If life is so sacred, then do something to help the living, like providing affordable health care
When Alabama Gov. Kay Ivey signed a bill that gives her state the dubious honor of having the most stringent abortion legislation in the country, she invoked God in an attempt to argue in favor of her position that the state has the right to tell women what they can do with their bodies.
“Today, I signed into law the Alabama Human Life Protection Act, a bill that was approved by overwhelming majorities in both chambers of the Legislature,” Ivey said in a statement released by her office. “To the bill’s many supporters, this legislation stands as a powerful testament to Alabamians’ deeply held belief that every life is precious and that every life is a sacred gift from God.”
If we accept Ivey’s premise that every life is sacred, then that must include not just unborn lives but those of the 58 very real, very living people who died when fired upon while they were at a country music concert in Las Vegas on Oct. 1, 2017.
That also makes the lives of the people, mostly children, who died in the shootings at Sandy Hook Elementary School in Newtown, Connecticut, on Dec. 14, 2012, sacred, as well.
So, too, are the lives of the estimated 45,000 people per year whose deaths are a result of a lack of health insurance.
“The uninsured have a higher risk of death when compared to the privately insured, even after taking into account socioeconomics, health behaviors, and baseline health,” said lead author Dr. Andrew Wilper, who currently teaches at the University of Washington School of Medicine, about the study published by the American Journal of Public Health. “We doctors have many new ways to prevent deaths from hypertension, diabetes, and heart disease — but only if patients can get into our offices and afford their medications.”
According to a 2017 study by The Commonwealth Fund, the U.S. spends far more and gets worse outcomes than other major economic powers.
Gov. Ivey, and legislators like her around the country who are seeking to overturn Roe v. Wade, isn’t championing Medicare for all, or universal health care, to help the residents of her state live better and healthier lives.
The United Kingdom ranked first overall as well as first in effective care, safe care, coordinated care, patient-centered care and efficiency.
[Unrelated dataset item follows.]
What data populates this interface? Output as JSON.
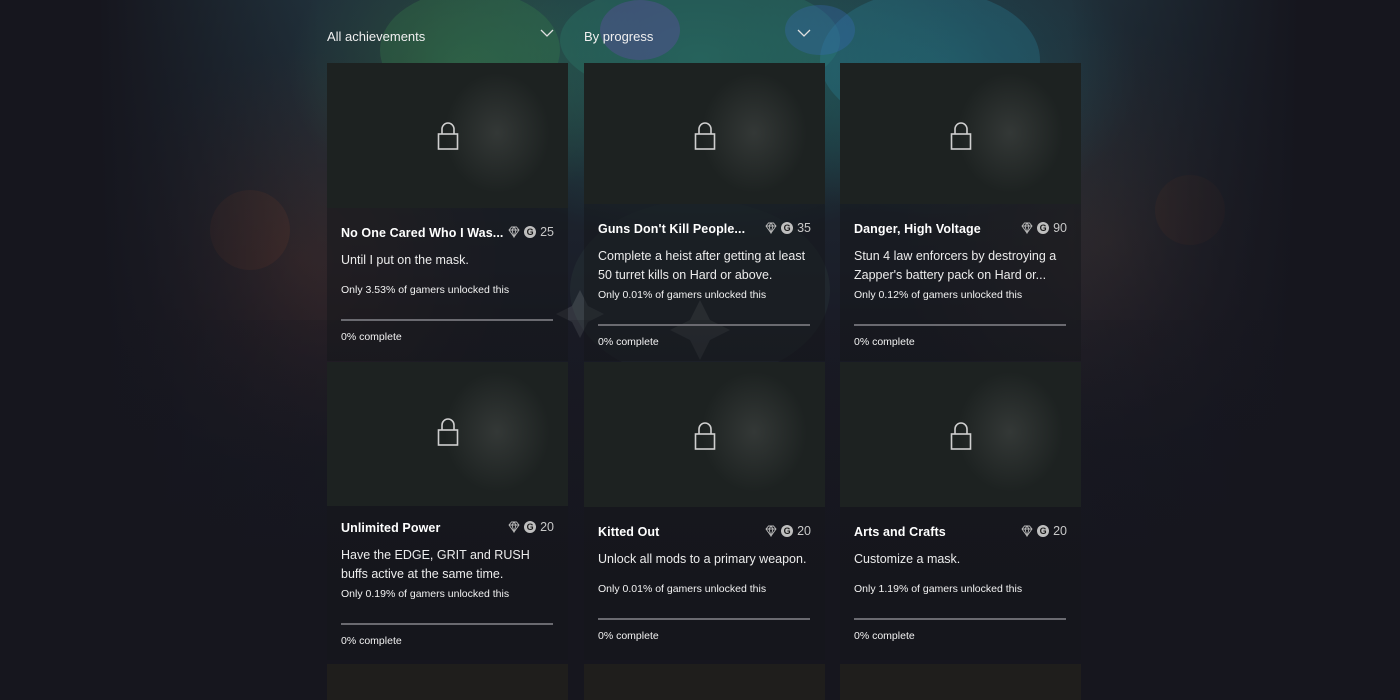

It was third in timeliness of care and achieved all that at a dramatically lesser cost per capita than the United States.
According to U.S. News’ public health rankings, Alabama ranks 47 of 50 overall. In the six categories used to compile the rankings — mental healh, low infant mortality rate, low mortality rate, low obesity rate, low smoking rate and low suicide rate — Alabama ranks 47th, 50th, 47th, 46th, 41st and 27th in them, respectively.
If Ivey and the legislators in Alabama cared all that much about the sanctity of the lives of their citizenry, they’d be working overtime to improve those horrendous statistics.
Ivey is also not looking to ban assault weapons or modify even in any minor way gun laws that may have to slow, though not eliminate, these mass shootings.
She does, however, want to tell women in her state what they can do with their own bodies. And if a 13-year-old girl is raped and becomes pregnant as a result of the rape, she won’t be able to get an abortion in Alabama, because a doctor who performed it would get a longer prison sentence than the man who raped her.
Of course, the majority of politicians are in the pockets of lobbyists for special interests groups, notably the gun lobby, pharmaceutical companies and health insurance companies.
Ted Cruz, the Texas senator who is hated by the vast majority of his Republican colleagues, put out a Tweet on Thursday in which he sanctimoniously said he hopes to restore a culture in this country “where every human life is respected and protected as a precious gift from God.”
Now, of course, that’s just bluster on Cruz’s part. If you want to protect life as a precious gift from God, you would want to make sure citizens were able to have access to affordable, quality health care. You certainly wouldn’t want someone to die because they couldn’t afford to pay for, say, their cancer treatments.
But in terms of access to health care, Texas falls badly short. According to U.S. News, Texas ranks 47th of 50, and would be way worse were it not for a first in child dental visits. Texas is 50th, or THE MOST EXPENSIVE STATE, in terms of health care affordability. It is also 50th, or last, in health care enrollment. And it is 41st in adult wellness visits.
The good senator could do a lot better for his state by working to improve those numbers and making quality, inexpensive health care more accessible to all Texans than the self-serving tweets he’s posting.
It’s time someone called these hypocrites on this. They’re working directly against their constituents’ best interests and doing the bidding of lobbyists, who funnel them money and keep them in office.
An astounding number of people vote against their own self interests, often without realizing they’re doing so.
Providing affordable, quality health care to all citizens and reducing the number of gun deaths will go a long way toward preserving the sanctity of life politicians such as Ivey and Cruz talk about.
They may lose the backing of lobbyists, though, and thus not win re-election. And that’s the real issue in all of this.